Notes of melodious laughter bubbled, in my mind's ear
, through all the drawling and stammering of our speech-making members.
This "mind's ear
" is noticeably different from the ears of Apollinaire's mind when he wrote (in Anne Hyde Greet's translation):
In the mind's ear
, one has an ideal of the perfect performance of a piece.
'I've got to get off this table,' said the clear voice of the visitor in the mind's ear
of the little girl.
The results--in my mind's ear
, at least--generally ring true.
Reduced blood flow in the SMA of hallucinators imagining someone else's voice may block the "mind's ear
" and create a "less secure appreciation" of where the voice originated from, McGuire and his coworkers argue.
Beyond how the poem is a poem, however, there are moments of real beauty and great poetry: lines such as "Betweenpie, I expected the loveliest brainchild ever" (75) and "Character captured/at the hinge of two destinies // While still unhandseled/When water was precise" (53) reward the mind's ear
. The Master Thiefworks at the kind of serious play missing from so many recent books of poetry.
Aamodt is definitely on to something, perhaps because he focuses on the essence of sound and links it to images in the mind's eye and sounds and memories in the mind's ear
My grandmother's speech was much less Black Country, but once again the mind's ear
has been imprinted with only one utterance.
In my mind's ear
, I can hear his father, the Rev John Brown, who passed on his values to the son of the Manse.
The heavenly tinnitus and the sweet echoes of every anthemic song were present in the mind's ear
of the girl as the dazzling headlights of the approaching taxi hurt her eyeballs.
It's been a very long time since I heard a Gregorian chant, but its memory was still very strong in my mind's ear
, if you will.
bless them forever)' there in your mind's ear
, "There are no simple explanations/not for the excesses/not for the accumulations....
But it turns out that I didn't truly hear them in my mind's ear
: without this, the vocalist in me was left far behind, and much work was needed to both truly hear, and execute, these ideas.

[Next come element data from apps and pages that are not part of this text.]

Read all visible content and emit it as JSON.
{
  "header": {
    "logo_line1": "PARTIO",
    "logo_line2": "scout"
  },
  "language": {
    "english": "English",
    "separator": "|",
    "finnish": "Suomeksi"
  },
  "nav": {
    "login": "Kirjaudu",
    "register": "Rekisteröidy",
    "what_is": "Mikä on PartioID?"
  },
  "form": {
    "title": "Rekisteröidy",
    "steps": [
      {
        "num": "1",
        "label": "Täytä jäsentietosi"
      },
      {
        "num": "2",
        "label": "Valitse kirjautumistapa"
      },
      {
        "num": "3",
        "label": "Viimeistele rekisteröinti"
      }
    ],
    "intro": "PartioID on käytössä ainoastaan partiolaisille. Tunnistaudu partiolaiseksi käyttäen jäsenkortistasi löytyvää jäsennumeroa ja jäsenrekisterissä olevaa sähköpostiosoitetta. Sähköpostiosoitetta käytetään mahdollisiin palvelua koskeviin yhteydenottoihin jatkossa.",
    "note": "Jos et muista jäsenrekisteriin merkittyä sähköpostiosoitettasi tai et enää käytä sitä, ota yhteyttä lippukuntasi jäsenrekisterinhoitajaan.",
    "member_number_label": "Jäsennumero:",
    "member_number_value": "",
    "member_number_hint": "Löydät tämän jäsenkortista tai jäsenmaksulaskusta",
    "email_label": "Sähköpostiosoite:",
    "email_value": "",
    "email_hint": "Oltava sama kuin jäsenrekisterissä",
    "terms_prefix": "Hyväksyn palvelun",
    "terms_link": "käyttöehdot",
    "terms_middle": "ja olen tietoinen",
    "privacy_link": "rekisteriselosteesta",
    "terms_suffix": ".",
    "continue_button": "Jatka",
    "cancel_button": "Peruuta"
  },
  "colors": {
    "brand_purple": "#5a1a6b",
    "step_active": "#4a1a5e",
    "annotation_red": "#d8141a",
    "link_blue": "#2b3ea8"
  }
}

The essays discussing various aspects of Aida, Otello, and even I Puritani were, for this reviewer, more readily assessable than the fascinating essay by Francesco Izzo, "Comic Sights: Stage Directions in Luigi Ricci's Autograph Scores," as the works were not in my mind's ear
as I was reading.